Even as the state has had one of the biggest surges in the country, it has managed to keep the percentage of deaths low, say doctors.

A funeral pyre and a number of people in PPE kitsImage for representation | PTI
Coronavirus COVID-19 Sunday, May 23, 2021 - 19:11
Written by  Cris

On May 19, Kerala reported 112 deaths due to COVID-19, crossing 100 deaths on a single day for the first time. In the days after that, the state officially reported 128, 142 and 176 deaths respectively on each day, every time recording the highest single-day toll. COVID-19 cases had surged into tens of thousands on a single day in the last half of April, and reached its peak mid-May. However, in the days afterward, the Test Positivity Rate – a measure of the number of people turning positive in every 100 – reduced steadily, falling from 30% to 22%. While the reduced TPR has been a source of relief, the number of deaths increasing steadily to the 200 mark has caused some concern.

"The reason behind the rising COVID-19 deaths will be looked into, even as it is expected that the cases will surge," Kerala Chief Minister Pinarayi Vijayan said during a press conference. Even as the state has had one of the biggest surges in the country, it has always managed to keep the percentage of deaths low at 0.4% of those infected. This has now in fact reduced to 0.31%. The total number of official deaths as of May 22 is 7,170. Dr Padmanabha Shenoy, a Kochi-based rheumatologist who has been analysing COVID-19 data says, “The death curve is always delayed by at least two weeks of the case curve. People who are dying now were infected about two to three weeks ago. So this increase in the number of deaths is expected.” Media pressure on under-reporting of deaths could also be a reason for the increased number of fatalities being reported now, he adds.

Certain public health professionals like Dr Arun NM of Palakkad Medical College have been pointing out an incongruence in the number of official deaths being reported as COVID-19 deaths and the actual number of deaths.

Read: Kerala’s ambiguous reporting of COVID-19 deaths is concerning: Medical experts

Kerala has come under criticism, like many other states, for underreporting deaths. The state in many instances has reportedly not added deaths of people who had any sort of co-morbidities, though World Health Organisation (WHO) guidelines clearly say that COVID-19 has to be mentioned as the cause of death.

“It is also to be noted that the district-wise data does not always co-relate to the number of cases.
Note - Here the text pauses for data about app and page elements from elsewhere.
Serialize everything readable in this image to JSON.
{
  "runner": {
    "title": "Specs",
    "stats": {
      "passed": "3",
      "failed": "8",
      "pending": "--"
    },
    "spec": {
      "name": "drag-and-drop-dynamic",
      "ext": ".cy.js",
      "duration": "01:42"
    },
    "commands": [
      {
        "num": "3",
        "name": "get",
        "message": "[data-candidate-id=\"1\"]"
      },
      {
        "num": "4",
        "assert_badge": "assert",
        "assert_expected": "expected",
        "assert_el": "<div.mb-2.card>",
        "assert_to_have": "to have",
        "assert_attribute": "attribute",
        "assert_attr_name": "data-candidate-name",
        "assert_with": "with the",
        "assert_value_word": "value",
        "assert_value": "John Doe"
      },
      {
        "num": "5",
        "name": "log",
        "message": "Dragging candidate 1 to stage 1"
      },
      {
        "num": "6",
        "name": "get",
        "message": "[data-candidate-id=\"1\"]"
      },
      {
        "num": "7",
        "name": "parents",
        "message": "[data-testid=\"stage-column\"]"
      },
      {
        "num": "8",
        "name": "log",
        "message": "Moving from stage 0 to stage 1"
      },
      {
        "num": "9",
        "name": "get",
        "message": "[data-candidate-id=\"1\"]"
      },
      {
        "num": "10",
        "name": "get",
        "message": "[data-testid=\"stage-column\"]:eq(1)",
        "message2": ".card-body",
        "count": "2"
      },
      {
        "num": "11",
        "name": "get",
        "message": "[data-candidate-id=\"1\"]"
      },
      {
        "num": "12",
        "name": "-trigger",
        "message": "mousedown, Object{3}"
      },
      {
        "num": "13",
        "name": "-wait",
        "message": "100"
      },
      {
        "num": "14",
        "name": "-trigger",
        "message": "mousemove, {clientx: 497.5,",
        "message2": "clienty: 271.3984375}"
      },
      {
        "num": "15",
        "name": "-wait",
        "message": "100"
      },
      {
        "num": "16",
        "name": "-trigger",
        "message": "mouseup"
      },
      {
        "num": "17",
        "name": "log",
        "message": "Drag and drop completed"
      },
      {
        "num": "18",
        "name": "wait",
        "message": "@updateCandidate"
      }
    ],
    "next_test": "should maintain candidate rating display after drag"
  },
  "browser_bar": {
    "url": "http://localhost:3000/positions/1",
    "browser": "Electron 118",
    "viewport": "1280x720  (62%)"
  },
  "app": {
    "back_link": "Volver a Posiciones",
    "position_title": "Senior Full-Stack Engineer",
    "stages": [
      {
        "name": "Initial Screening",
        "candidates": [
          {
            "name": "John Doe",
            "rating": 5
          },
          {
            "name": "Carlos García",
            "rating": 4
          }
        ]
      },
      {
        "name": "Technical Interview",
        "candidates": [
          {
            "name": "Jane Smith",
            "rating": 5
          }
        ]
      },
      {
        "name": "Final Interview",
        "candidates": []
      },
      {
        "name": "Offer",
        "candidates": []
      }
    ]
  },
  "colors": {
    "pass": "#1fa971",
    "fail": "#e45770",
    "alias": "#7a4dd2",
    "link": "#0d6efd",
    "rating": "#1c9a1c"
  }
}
Ernakulam, which has the most number of cases, has fewer deaths than Thiruvananthapuram,” Dr Shenoy adds. The most deaths reported so far are from Thiruvananthapuram – 1,420, out of 2,25,415 cases. However, Ernakulam which has reported 2,89,510 – 60,000 cases more than Thiruvananthapuram – has recorded less than half the deaths, at 667.

Some districts have started reporting more deaths after media intervention too. For example, Palakkad district was showing less number of deaths, but after a Malayalam channel's expose on underreporting, the district has reported more cases in May.

In all of 2020, the maximum number of single-day deaths reported was 35 on December 12. In 2021, even as the surge began after the lull of the initial months, deaths reported had steadily remained in two-digits. By the end of April, the number crossed 40 for the first time and then increased steadily by more than 100 in the weeks afterward.

“Three tracks need to be considered here – the number of cases, the number of patients in the Intensive Care Unit (ICU) and the number of deaths. In the first track, the number of cases, the surge came about a couple of weeks ago and then there has been a slow but steady decline. This could be due to public measures to reduce contact, like the lockdown and triple lockdown and such. Either out of fear or out of inconvenience, people stopped going out. This has helped reduce contact. And after a week of lockdown, the cases began to decline,” says Dr Amar Fettle, state nodal officer for COVID-19.

After a person is infected it may take five to seven days for hospitalisation to happen – if the symptoms get worse. It takes another 10 days for a serious patient to be transferred to ventilator support. The time lag between a case being reported and a death happening is about two weeks.

“Now that the surge in cases has come down, the ICU cases would be less a week later, and further later, the deaths too shall reduce. You have to also understand that earlier the number of cases was in four digits, this has now become five digits. So it is a proportionate increase in deaths. The treatment of COVID-19 has only gotten better than earlier. So there is nothing alarming here,” Dr Amar adds.

(With input from Dhanya Rajendran)